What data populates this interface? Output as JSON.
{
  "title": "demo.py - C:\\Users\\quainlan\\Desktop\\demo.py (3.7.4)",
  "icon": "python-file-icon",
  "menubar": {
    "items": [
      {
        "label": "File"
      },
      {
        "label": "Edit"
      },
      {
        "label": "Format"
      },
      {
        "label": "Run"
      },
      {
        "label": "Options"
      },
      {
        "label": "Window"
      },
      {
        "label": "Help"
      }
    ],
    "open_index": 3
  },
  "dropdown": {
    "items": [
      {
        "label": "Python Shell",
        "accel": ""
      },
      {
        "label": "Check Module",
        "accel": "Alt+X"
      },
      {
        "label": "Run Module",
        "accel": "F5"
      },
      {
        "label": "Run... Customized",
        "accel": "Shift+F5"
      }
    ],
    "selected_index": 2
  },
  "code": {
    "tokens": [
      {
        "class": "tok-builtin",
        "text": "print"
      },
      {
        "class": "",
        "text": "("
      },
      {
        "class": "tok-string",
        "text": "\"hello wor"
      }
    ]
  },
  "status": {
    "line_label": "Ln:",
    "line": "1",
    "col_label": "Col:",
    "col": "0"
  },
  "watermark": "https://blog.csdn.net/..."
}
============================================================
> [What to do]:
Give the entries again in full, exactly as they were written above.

> [Your solution]:
What data populates this interface? Output as JSON.
{
  "title": "demo.py - C:\\Users\\quainlan\\Desktop\\demo.py (3.7.4)",
  "icon": "python-file-icon",
  "menubar": {
    "items": [
      {
        "label": "File"
      },
      {
        "label": "Edit"
      },
      {
        "label": "Format"
      },
      {
        "label": "Run"
      },
      {
        "label": "Options"
      },
      {
        "label": "Window"
      },
      {
        "label": "Help"
      }
    ],
    "open_index": 3
  },
  "dropdown": {
    "items": [
      {
        "label": "Python Shell",
        "accel": ""
      },
      {
        "label": "Check Module",
        "accel": "Alt+X"
      },
      {
        "label": "Run Module",
        "accel": "F5"
      },
      {
        "label": "Run... Customized",
        "accel": "Shift+F5"
      }
    ],
    "selected_index": 2
  },
  "code": {
    "tokens": [
      {
        "class": "tok-builtin",
        "text": "print"
      },
      {
        "class": "",
        "text": "("
      },
      {
        "class": "tok-string",
        "text": "\"hello wor"
      }
    ]
  },
  "status": {
    "line_label": "Ln:",
    "line": "1",
    "col_label": "Col:",
    "col": "0"
  },
  "watermark": "https://blog.csdn.net/..."
}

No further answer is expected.